* PROMPT
Whenever a line below includes the word "name", copy that line.

==== SOURCE DATA ====

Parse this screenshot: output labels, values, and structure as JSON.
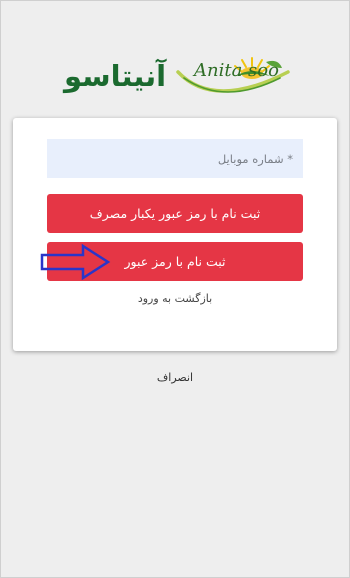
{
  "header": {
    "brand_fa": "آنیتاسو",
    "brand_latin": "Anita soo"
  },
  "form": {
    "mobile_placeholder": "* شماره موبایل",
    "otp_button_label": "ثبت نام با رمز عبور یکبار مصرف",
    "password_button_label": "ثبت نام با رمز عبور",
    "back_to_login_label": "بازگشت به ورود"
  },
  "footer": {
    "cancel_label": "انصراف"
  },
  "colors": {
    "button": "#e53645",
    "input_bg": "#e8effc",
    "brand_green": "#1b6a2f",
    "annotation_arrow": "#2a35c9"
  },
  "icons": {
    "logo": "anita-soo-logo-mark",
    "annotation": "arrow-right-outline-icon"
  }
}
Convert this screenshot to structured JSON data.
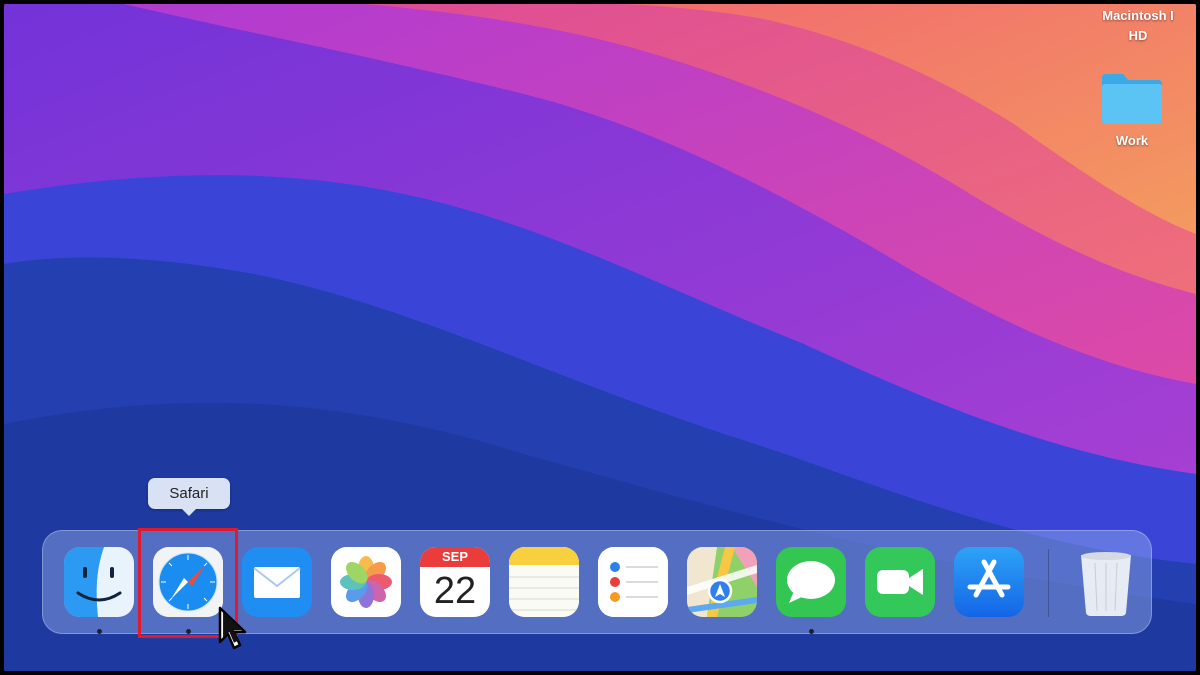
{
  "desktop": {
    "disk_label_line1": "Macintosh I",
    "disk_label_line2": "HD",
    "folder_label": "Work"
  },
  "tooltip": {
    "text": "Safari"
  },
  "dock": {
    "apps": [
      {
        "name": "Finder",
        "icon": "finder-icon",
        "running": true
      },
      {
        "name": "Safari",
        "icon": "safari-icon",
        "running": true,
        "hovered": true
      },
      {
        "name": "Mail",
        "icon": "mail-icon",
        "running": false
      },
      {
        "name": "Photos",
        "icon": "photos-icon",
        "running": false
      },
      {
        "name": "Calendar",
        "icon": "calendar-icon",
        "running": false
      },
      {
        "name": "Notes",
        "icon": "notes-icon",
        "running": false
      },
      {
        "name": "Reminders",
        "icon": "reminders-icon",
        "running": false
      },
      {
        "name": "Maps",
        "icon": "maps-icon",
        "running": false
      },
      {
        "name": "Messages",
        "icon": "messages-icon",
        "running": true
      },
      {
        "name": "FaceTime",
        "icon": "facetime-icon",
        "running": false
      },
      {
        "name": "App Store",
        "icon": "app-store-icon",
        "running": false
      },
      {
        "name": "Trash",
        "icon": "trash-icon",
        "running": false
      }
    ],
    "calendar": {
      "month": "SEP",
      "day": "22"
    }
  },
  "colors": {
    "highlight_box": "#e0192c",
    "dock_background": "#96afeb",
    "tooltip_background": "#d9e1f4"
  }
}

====

* FINAL ANSWER
        "name": "Finder",
        "name": "Safari",
        "name": "Mail",
        "name": "Photos",
        "name": "Calendar",
        "name": "Notes",
        "name": "Reminders",
        "name": "Maps",
        "name": "Messages",
        "name": "FaceTime",
        "name": "App Store",
        "name": "Trash",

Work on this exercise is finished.